> [Exercise] Set the whole listing down again, word for word, with no pictures.

> [Data listing]
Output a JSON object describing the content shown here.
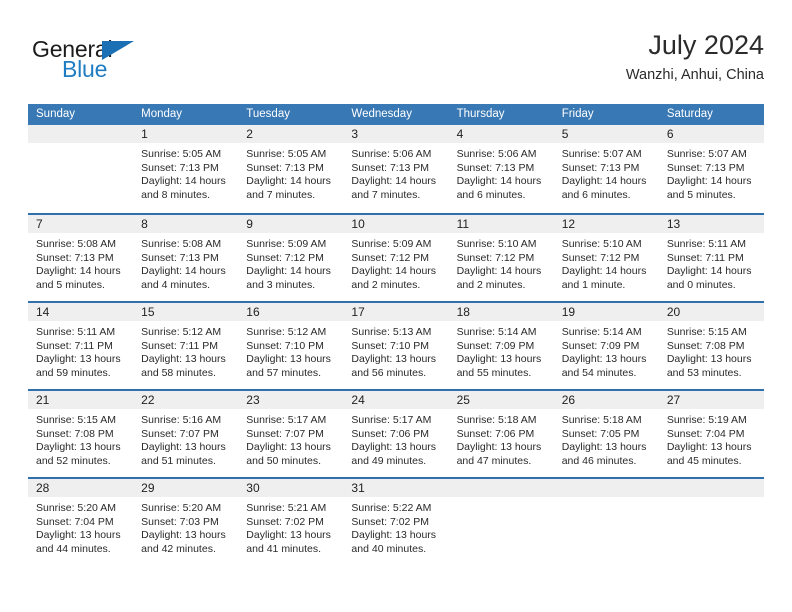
{
  "brand": {
    "word_one": "General",
    "word_two": "Blue",
    "triangle_color": "#1a6fb5",
    "blue_text_color": "#1f7dc4"
  },
  "header": {
    "title": "July 2024",
    "subtitle": "Wanzhi, Anhui, China"
  },
  "theme": {
    "header_bar_color": "#3878b4",
    "row_divider_color": "#2f6fad",
    "day_number_band_color": "#efefef"
  },
  "weekday_headers": [
    "Sunday",
    "Monday",
    "Tuesday",
    "Wednesday",
    "Thursday",
    "Friday",
    "Saturday"
  ],
  "weeks": [
    [
      {
        "day": "",
        "lines": []
      },
      {
        "day": "1",
        "lines": [
          "Sunrise: 5:05 AM",
          "Sunset: 7:13 PM",
          "Daylight: 14 hours",
          "and 8 minutes."
        ]
      },
      {
        "day": "2",
        "lines": [
          "Sunrise: 5:05 AM",
          "Sunset: 7:13 PM",
          "Daylight: 14 hours",
          "and 7 minutes."
        ]
      },
      {
        "day": "3",
        "lines": [
          "Sunrise: 5:06 AM",
          "Sunset: 7:13 PM",
          "Daylight: 14 hours",
          "and 7 minutes."
        ]
      },
      {
        "day": "4",
        "lines": [
          "Sunrise: 5:06 AM",
          "Sunset: 7:13 PM",
          "Daylight: 14 hours",
          "and 6 minutes."
        ]
      },
      {
        "day": "5",
        "lines": [
          "Sunrise: 5:07 AM",
          "Sunset: 7:13 PM",
          "Daylight: 14 hours",
          "and 6 minutes."
        ]
      },
      {
        "day": "6",
        "lines": [
          "Sunrise: 5:07 AM",
          "Sunset: 7:13 PM",
          "Daylight: 14 hours",
          "and 5 minutes."
        ]
      }
    ],
    [
      {
        "day": "7",
        "lines": [
          "Sunrise: 5:08 AM",
          "Sunset: 7:13 PM",
          "Daylight: 14 hours",
          "and 5 minutes."
        ]
      },
      {
        "day": "8",
        "lines": [
          "Sunrise: 5:08 AM",
          "Sunset: 7:13 PM",
          "Daylight: 14 hours",
          "and 4 minutes."
        ]
      },
      {
        "day": "9",
        "lines": [
          "Sunrise: 5:09 AM",
          "Sunset: 7:12 PM",
          "Daylight: 14 hours",
          "and 3 minutes."
        ]
      },
      {
        "day": "10",
        "lines": [
          "Sunrise: 5:09 AM",
          "Sunset: 7:12 PM",
          "Daylight: 14 hours",
          "and 2 minutes."
        ]
      },
      {
        "day": "11",
        "lines": [
          "Sunrise: 5:10 AM",
          "Sunset: 7:12 PM",
          "Daylight: 14 hours",
          "and 2 minutes."
        ]
      },
      {
        "day": "12",
        "lines": [
          "Sunrise: 5:10 AM",
          "Sunset: 7:12 PM",
          "Daylight: 14 hours",
          "and 1 minute."
        ]
      },
      {
        "day": "13",
        "lines": [
          "Sunrise: 5:11 AM",
          "Sunset: 7:11 PM",
          "Daylight: 14 hours",
          "and 0 minutes."
        ]
      }
    ],
    [
      {
        "day": "14",
        "lines": [
          "Sunrise: 5:11 AM",
          "Sunset: 7:11 PM",
          "Daylight: 13 hours",
          "and 59 minutes."
        ]
      },
      {
        "day": "15",
        "lines": [
          "Sunrise: 5:12 AM",
          "Sunset: 7:11 PM",
          "Daylight: 13 hours",
          "and 58 minutes."
        ]
      },
      {
        "day": "16",
        "lines": [
          "Sunrise: 5:12 AM",
          "Sunset: 7:10 PM",
          "Daylight: 13 hours",
          "and 57 minutes."
        ]
      },
      {
        "day": "17",
        "lines": [
          "Sunrise: 5:13 AM",
          "Sunset: 7:10 PM",
          "Daylight: 13 hours",
          "and 56 minutes."
        ]
      },
      {
        "day": "18",
        "lines": [
          "Sunrise: 5:14 AM",
          "Sunset: 7:09 PM",
          "Daylight: 13 hours",
          "and 55 minutes."
        ]
      },
      {
        "day": "19",
        "lines": [
          "Sunrise: 5:14 AM",
          "Sunset: 7:09 PM",
          "Daylight: 13 hours",
          "and 54 minutes."
        ]
      },
      {
        "day": "20",
        "lines": [
          "Sunrise: 5:15 AM",
          "Sunset: 7:08 PM",
          "Daylight: 13 hours",
          "and 53 minutes."
        ]
      }
    ],
    [
      {
        "day": "21",
        "lines": [
          "Sunrise: 5:15 AM",
          "Sunset: 7:08 PM",
          "Daylight: 13 hours",
          "and 52 minutes."
        ]
      },
      {
        "day": "22",
        "lines": [
          "Sunrise: 5:16 AM",
          "Sunset: 7:07 PM",
          "Daylight: 13 hours",
          "and 51 minutes."
        ]
      },
      {
        "day": "23",
        "lines": [
          "Sunrise: 5:17 AM",
          "Sunset: 7:07 PM",
          "Daylight: 13 hours",
          "and 50 minutes."
        ]
      },
      {
        "day": "24",
        "lines": [
          "Sunrise: 5:17 AM",
          "Sunset: 7:06 PM",
          "Daylight: 13 hours",
          "and 49 minutes."
        ]
      },
      {
        "day": "25",
        "lines": [
          "Sunrise: 5:18 AM",
          "Sunset: 7:06 PM",
          "Daylight: 13 hours",
          "and 47 minutes."
        ]
      },
      {
        "day": "26",
        "lines": [
          "Sunrise: 5:18 AM",
          "Sunset: 7:05 PM",
          "Daylight: 13 hours",
          "and 46 minutes."
        ]
      },
      {
        "day": "27",
        "lines": [
          "Sunrise: 5:19 AM",
          "Sunset: 7:04 PM",
          "Daylight: 13 hours",
          "and 45 minutes."
        ]
      }
    ],
    [
      {
        "day": "28",
        "lines": [
          "Sunrise: 5:20 AM",
          "Sunset: 7:04 PM",
          "Daylight: 13 hours",
          "and 44 minutes."
        ]
      },
      {
        "day": "29",
        "lines": [
          "Sunrise: 5:20 AM",
          "Sunset: 7:03 PM",
          "Daylight: 13 hours",
          "and 42 minutes."
        ]
      },
      {
        "day": "30",
        "lines": [
          "Sunrise: 5:21 AM",
          "Sunset: 7:02 PM",
          "Daylight: 13 hours",
          "and 41 minutes."
        ]
      },
      {
        "day": "31",
        "lines": [
          "Sunrise: 5:22 AM",
          "Sunset: 7:02 PM",
          "Daylight: 13 hours",
          "and 40 minutes."
        ]
      },
      {
        "day": "",
        "lines": []
      },
      {
        "day": "",
        "lines": []
      },
      {
        "day": "",
        "lines": []
      }
    ]
  ]
}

> [Output]
Output a JSON object describing the content shown here.
{
  "brand": {
    "word_one": "General",
    "word_two": "Blue",
    "triangle_color": "#1a6fb5",
    "blue_text_color": "#1f7dc4"
  },
  "header": {
    "title": "July 2024",
    "subtitle": "Wanzhi, Anhui, China"
  },
  "theme": {
    "header_bar_color": "#3878b4",
    "row_divider_color": "#2f6fad",
    "day_number_band_color": "#efefef"
  },
  "weekday_headers": [
    "Sunday",
    "Monday",
    "Tuesday",
    "Wednesday",
    "Thursday",
    "Friday",
    "Saturday"
  ],
  "weeks": [
    [
      {
        "day": "",
        "lines": []
      },
      {
        "day": "1",
        "lines": [
          "Sunrise: 5:05 AM",
          "Sunset: 7:13 PM",
          "Daylight: 14 hours",
          "and 8 minutes."
        ]
      },
      {
        "day": "2",
        "lines": [
          "Sunrise: 5:05 AM",
          "Sunset: 7:13 PM",
          "Daylight: 14 hours",
          "and 7 minutes."
        ]
      },
      {
        "day": "3",
        "lines": [
          "Sunrise: 5:06 AM",
          "Sunset: 7:13 PM",
          "Daylight: 14 hours",
          "and 7 minutes."
        ]
      },
      {
        "day": "4",
        "lines": [
          "Sunrise: 5:06 AM",
          "Sunset: 7:13 PM",
          "Daylight: 14 hours",
          "and 6 minutes."
        ]
      },
      {
        "day": "5",
        "lines": [
          "Sunrise: 5:07 AM",
          "Sunset: 7:13 PM",
          "Daylight: 14 hours",
          "and 6 minutes."
        ]
      },
      {
        "day": "6",
        "lines": [
          "Sunrise: 5:07 AM",
          "Sunset: 7:13 PM",
          "Daylight: 14 hours",
          "and 5 minutes."
        ]
      }
    ],
    [
      {
        "day": "7",
        "lines": [
          "Sunrise: 5:08 AM",
          "Sunset: 7:13 PM",
          "Daylight: 14 hours",
          "and 5 minutes."
        ]
      },
      {
        "day": "8",
        "lines": [
          "Sunrise: 5:08 AM",
          "Sunset: 7:13 PM",
          "Daylight: 14 hours",
          "and 4 minutes."
        ]
      },
      {
        "day": "9",
        "lines": [
          "Sunrise: 5:09 AM",
          "Sunset: 7:12 PM",
          "Daylight: 14 hours",
          "and 3 minutes."
        ]
      },
      {
        "day": "10",
        "lines": [
          "Sunrise: 5:09 AM",
          "Sunset: 7:12 PM",
          "Daylight: 14 hours",
          "and 2 minutes."
        ]
      },
      {
        "day": "11",
        "lines": [
          "Sunrise: 5:10 AM",
          "Sunset: 7:12 PM",
          "Daylight: 14 hours",
          "and 2 minutes."
        ]
      },
      {
        "day": "12",
        "lines": [
          "Sunrise: 5:10 AM",
          "Sunset: 7:12 PM",
          "Daylight: 14 hours",
          "and 1 minute."
        ]
      },
      {
        "day": "13",
        "lines": [
          "Sunrise: 5:11 AM",
          "Sunset: 7:11 PM",
          "Daylight: 14 hours",
          "and 0 minutes."
        ]
      }
    ],
    [
      {
        "day": "14",
        "lines": [
          "Sunrise: 5:11 AM",
          "Sunset: 7:11 PM",
          "Daylight: 13 hours",
          "and 59 minutes."
        ]
      },
      {
        "day": "15",
        "lines": [
          "Sunrise: 5:12 AM",
          "Sunset: 7:11 PM",
          "Daylight: 13 hours",
          "and 58 minutes."
        ]
      },
      {
        "day": "16",
        "lines": [
          "Sunrise: 5:12 AM",
          "Sunset: 7:10 PM",
          "Daylight: 13 hours",
          "and 57 minutes."
        ]
      },
      {
        "day": "17",
        "lines": [
          "Sunrise: 5:13 AM",
          "Sunset: 7:10 PM",
          "Daylight: 13 hours",
          "and 56 minutes."
        ]
      },
      {
        "day": "18",
        "lines": [
          "Sunrise: 5:14 AM",
          "Sunset: 7:09 PM",
          "Daylight: 13 hours",
          "and 55 minutes."
        ]
      },
      {
        "day": "19",
        "lines": [
          "Sunrise: 5:14 AM",
          "Sunset: 7:09 PM",
          "Daylight: 13 hours",
          "and 54 minutes."
        ]
      },
      {
        "day": "20",
        "lines": [
          "Sunrise: 5:15 AM",
          "Sunset: 7:08 PM",
          "Daylight: 13 hours",
          "and 53 minutes."
        ]
      }
    ],
    [
      {
        "day": "21",
        "lines": [
          "Sunrise: 5:15 AM",
          "Sunset: 7:08 PM",
          "Daylight: 13 hours",
          "and 52 minutes."
        ]
      },
      {
        "day": "22",
        "lines": [
          "Sunrise: 5:16 AM",
          "Sunset: 7:07 PM",
          "Daylight: 13 hours",
          "and 51 minutes."
        ]
      },
      {
        "day": "23",
        "lines": [
          "Sunrise: 5:17 AM",
          "Sunset: 7:07 PM",
          "Daylight: 13 hours",
          "and 50 minutes."
        ]
      },
      {
        "day": "24",
        "lines": [
          "Sunrise: 5:17 AM",
          "Sunset: 7:06 PM",
          "Daylight: 13 hours",
          "and 49 minutes."
        ]
      },
      {
        "day": "25",
        "lines": [
          "Sunrise: 5:18 AM",
          "Sunset: 7:06 PM",
          "Daylight: 13 hours",
          "and 47 minutes."
        ]
      },
      {
        "day": "26",
        "lines": [
          "Sunrise: 5:18 AM",
          "Sunset: 7:05 PM",
          "Daylight: 13 hours",
          "and 46 minutes."
        ]
      },
      {
        "day": "27",
        "lines": [
          "Sunrise: 5:19 AM",
          "Sunset: 7:04 PM",
          "Daylight: 13 hours",
          "and 45 minutes."
        ]
      }
    ],
    [
      {
        "day": "28",
        "lines": [
          "Sunrise: 5:20 AM",
          "Sunset: 7:04 PM",
          "Daylight: 13 hours",
          "and 44 minutes."
        ]
      },
      {
        "day": "29",
        "lines": [
          "Sunrise: 5:20 AM",
          "Sunset: 7:03 PM",
          "Daylight: 13 hours",
          "and 42 minutes."
        ]
      },
      {
        "day": "30",
        "lines": [
          "Sunrise: 5:21 AM",
          "Sunset: 7:02 PM",
          "Daylight: 13 hours",
          "and 41 minutes."
        ]
      },
      {
        "day": "31",
        "lines": [
          "Sunrise: 5:22 AM",
          "Sunset: 7:02 PM",
          "Daylight: 13 hours",
          "and 40 minutes."
        ]
      },
      {
        "day": "",
        "lines": []
      },
      {
        "day": "",
        "lines": []
      },
      {
        "day": "",
        "lines": []
      }
    ]
  ]
}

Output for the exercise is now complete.